» About this exercise
Because the lines must stay identical, write out the data without changing anything.
********
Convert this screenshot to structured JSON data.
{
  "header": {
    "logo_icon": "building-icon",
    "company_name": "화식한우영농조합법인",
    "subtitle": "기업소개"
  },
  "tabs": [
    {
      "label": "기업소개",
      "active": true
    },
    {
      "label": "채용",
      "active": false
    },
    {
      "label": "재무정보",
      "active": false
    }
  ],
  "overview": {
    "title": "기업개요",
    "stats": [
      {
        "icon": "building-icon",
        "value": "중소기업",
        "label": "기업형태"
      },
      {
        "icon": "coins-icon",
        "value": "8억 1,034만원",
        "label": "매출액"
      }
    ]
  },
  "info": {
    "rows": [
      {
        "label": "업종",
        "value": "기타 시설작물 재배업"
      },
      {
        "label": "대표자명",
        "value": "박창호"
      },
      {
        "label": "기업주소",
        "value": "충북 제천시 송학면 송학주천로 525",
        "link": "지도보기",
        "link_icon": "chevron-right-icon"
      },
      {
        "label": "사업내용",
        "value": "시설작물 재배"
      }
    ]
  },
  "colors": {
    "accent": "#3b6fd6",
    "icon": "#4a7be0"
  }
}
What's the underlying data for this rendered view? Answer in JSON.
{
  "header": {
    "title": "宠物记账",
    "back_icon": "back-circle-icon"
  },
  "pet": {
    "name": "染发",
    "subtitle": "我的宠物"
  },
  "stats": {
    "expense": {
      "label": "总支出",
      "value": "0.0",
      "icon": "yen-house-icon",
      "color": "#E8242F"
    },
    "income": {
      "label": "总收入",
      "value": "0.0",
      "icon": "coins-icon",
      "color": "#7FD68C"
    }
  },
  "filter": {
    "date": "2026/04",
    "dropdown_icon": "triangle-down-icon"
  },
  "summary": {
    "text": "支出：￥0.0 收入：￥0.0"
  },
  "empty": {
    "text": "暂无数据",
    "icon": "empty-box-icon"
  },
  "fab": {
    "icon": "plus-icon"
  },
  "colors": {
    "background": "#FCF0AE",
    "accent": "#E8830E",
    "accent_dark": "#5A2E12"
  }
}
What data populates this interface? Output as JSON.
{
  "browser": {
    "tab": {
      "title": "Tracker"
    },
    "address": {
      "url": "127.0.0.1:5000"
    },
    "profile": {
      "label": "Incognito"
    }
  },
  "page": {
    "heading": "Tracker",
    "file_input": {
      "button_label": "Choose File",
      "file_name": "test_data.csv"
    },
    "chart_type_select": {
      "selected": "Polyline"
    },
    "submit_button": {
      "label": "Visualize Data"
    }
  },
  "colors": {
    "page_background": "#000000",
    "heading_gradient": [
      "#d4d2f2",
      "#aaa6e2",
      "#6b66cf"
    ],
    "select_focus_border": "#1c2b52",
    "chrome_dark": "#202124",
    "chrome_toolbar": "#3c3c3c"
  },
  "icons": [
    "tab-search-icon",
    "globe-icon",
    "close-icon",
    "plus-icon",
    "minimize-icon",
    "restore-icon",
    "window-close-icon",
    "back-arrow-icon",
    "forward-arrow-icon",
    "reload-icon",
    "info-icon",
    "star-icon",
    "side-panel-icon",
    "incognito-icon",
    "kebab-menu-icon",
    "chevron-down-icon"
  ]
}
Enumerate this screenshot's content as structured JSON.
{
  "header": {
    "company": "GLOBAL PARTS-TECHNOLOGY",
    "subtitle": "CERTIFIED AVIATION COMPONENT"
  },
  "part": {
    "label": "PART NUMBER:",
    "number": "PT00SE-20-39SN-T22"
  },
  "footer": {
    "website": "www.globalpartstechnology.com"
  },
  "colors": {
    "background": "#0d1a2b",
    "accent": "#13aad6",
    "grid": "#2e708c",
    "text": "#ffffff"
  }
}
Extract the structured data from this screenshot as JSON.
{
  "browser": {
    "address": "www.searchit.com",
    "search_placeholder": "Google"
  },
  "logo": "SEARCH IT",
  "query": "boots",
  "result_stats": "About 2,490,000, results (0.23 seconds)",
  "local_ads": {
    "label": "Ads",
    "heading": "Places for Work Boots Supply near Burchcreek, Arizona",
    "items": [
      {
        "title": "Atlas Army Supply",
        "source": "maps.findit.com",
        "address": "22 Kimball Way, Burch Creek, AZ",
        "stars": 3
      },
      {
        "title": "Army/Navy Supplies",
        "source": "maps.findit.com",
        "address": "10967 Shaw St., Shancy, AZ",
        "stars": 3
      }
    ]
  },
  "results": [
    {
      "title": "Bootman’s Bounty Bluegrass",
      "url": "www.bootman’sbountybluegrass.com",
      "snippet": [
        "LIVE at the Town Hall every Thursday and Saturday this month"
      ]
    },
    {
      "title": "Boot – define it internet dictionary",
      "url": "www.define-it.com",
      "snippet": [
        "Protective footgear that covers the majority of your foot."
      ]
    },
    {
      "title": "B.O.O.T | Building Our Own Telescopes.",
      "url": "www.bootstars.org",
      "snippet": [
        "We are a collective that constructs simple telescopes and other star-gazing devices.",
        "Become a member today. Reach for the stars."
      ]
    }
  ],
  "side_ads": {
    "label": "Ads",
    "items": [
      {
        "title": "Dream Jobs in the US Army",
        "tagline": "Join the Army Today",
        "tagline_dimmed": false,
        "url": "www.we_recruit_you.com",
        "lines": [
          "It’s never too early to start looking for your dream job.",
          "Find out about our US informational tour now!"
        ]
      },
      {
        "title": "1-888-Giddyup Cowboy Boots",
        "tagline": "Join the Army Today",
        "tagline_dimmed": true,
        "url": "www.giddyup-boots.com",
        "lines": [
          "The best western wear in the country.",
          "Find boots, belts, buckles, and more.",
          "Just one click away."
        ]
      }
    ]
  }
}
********
» Solved problem
Convert this screenshot to structured JSON data.
{
  "header": {
    "logo_icon": "building-icon",
    "company_name": "화식한우영농조합법인",
    "subtitle": "기업소개"
  },
  "tabs": [
    {
      "label": "기업소개",
      "active": true
    },
    {
      "label": "채용",
      "active": false
    },
    {
      "label": "재무정보",
      "active": false
    }
  ],
  "overview": {
    "title": "기업개요",
    "stats": [
      {
        "icon": "building-icon",
        "value": "중소기업",
        "label": "기업형태"
      },
      {
        "icon": "coins-icon",
        "value": "8억 1,034만원",
        "label": "매출액"
      }
    ]
  },
  "info": {
    "rows": [
      {
        "label": "업종",
        "value": "기타 시설작물 재배업"
      },
      {
        "label": "대표자명",
        "value": "박창호"
      },
      {
        "label": "기업주소",
        "value": "충북 제천시 송학면 송학주천로 525",
        "link": "지도보기",
        "link_icon": "chevron-right-icon"
      },
      {
        "label": "사업내용",
        "value": "시설작물 재배"
      }
    ]
  },
  "colors": {
    "accent": "#3b6fd6",
    "icon": "#4a7be0"
  }
}
What's the underlying data for this rendered view? Answer in JSON.
{
  "header": {
    "title": "宠物记账",
    "back_icon": "back-circle-icon"
  },
  "pet": {
    "name": "染发",
    "subtitle": "我的宠物"
  },
  "stats": {
    "expense": {
      "label": "总支出",
      "value": "0.0",
      "icon": "yen-house-icon",
      "color": "#E8242F"
    },
    "income": {
      "label": "总收入",
      "value": "0.0",
      "icon": "coins-icon",
      "color": "#7FD68C"
    }
  },
  "filter": {
    "date": "2026/04",
    "dropdown_icon": "triangle-down-icon"
  },
  "summary": {
    "text": "支出：￥0.0 收入：￥0.0"
  },
  "empty": {
    "text": "暂无数据",
    "icon": "empty-box-icon"
  },
  "fab": {
    "icon": "plus-icon"
  },
  "colors": {
    "background": "#FCF0AE",
    "accent": "#E8830E",
    "accent_dark": "#5A2E12"
  }
}
What data populates this interface? Output as JSON.
{
  "browser": {
    "tab": {
      "title": "Tracker"
    },
    "address": {
      "url": "127.0.0.1:5000"
    },
    "profile": {
      "label": "Incognito"
    }
  },
  "page": {
    "heading": "Tracker",
    "file_input": {
      "button_label": "Choose File",
      "file_name": "test_data.csv"
    },
    "chart_type_select": {
      "selected": "Polyline"
    },
    "submit_button": {
      "label": "Visualize Data"
    }
  },
  "colors": {
    "page_background": "#000000",
    "heading_gradient": [
      "#d4d2f2",
      "#aaa6e2",
      "#6b66cf"
    ],
    "select_focus_border": "#1c2b52",
    "chrome_dark": "#202124",
    "chrome_toolbar": "#3c3c3c"
  },
  "icons": [
    "tab-search-icon",
    "globe-icon",
    "close-icon",
    "plus-icon",
    "minimize-icon",
    "restore-icon",
    "window-close-icon",
    "back-arrow-icon",
    "forward-arrow-icon",
    "reload-icon",
    "info-icon",
    "star-icon",
    "side-panel-icon",
    "incognito-icon",
    "kebab-menu-icon",
    "chevron-down-icon"
  ]
}
Enumerate this screenshot's content as structured JSON.
{
  "header": {
    "company": "GLOBAL PARTS-TECHNOLOGY",
    "subtitle": "CERTIFIED AVIATION COMPONENT"
  },
  "part": {
    "label": "PART NUMBER:",
    "number": "PT00SE-20-39SN-T22"
  },
  "footer": {
    "website": "www.globalpartstechnology.com"
  },
  "colors": {
    "background": "#0d1a2b",
    "accent": "#13aad6",
    "grid": "#2e708c",
    "text": "#ffffff"
  }
}
Extract the structured data from this screenshot as JSON.
{
  "browser": {
    "address": "www.searchit.com",
    "search_placeholder": "Google"
  },
  "logo": "SEARCH IT",
  "query": "boots",
  "result_stats": "About 2,490,000, results (0.23 seconds)",
  "local_ads": {
    "label": "Ads",
    "heading": "Places for Work Boots Supply near Burchcreek, Arizona",
    "items": [
      {
        "title": "Atlas Army Supply",
        "source": "maps.findit.com",
        "address": "22 Kimball Way, Burch Creek, AZ",
        "stars": 3
      },
      {
        "title": "Army/Navy Supplies",
        "source": "maps.findit.com",
        "address": "10967 Shaw St., Shancy, AZ",
        "stars": 3
      }
    ]
  },
  "results": [
    {
      "title": "Bootman’s Bounty Bluegrass",
      "url": "www.bootman’sbountybluegrass.com",
      "snippet": [
        "LIVE at the Town Hall every Thursday and Saturday this month"
      ]
    },
    {
      "title": "Boot – define it internet dictionary",
      "url": "www.define-it.com",
      "snippet": [
        "Protective footgear that covers the majority of your foot."
      ]
    },
    {
      "title": "B.O.O.T | Building Our Own Telescopes.",
      "url": "www.bootstars.org",
      "snippet": [
        "We are a collective that constructs simple telescopes and other star-gazing devices.",
        "Become a member today. Reach for the stars."
      ]
    }
  ],
  "side_ads": {
    "label": "Ads",
    "items": [
      {
        "title": "Dream Jobs in the US Army",
        "tagline": "Join the Army Today",
        "tagline_dimmed": false,
        "url": "www.we_recruit_you.com",
        "lines": [
          "It’s never too early to start looking for your dream job.",
          "Find out about our US informational tour now!"
        ]
      },
      {
        "title": "1-888-Giddyup Cowboy Boots",
        "tagline": "Join the Army Today",
        "tagline_dimmed": true,
        "url": "www.giddyup-boots.com",
        "lines": [
          "The best western wear in the country.",
          "Find boots, belts, buckles, and more.",
          "Just one click away."
        ]
      }
    ]
  }
}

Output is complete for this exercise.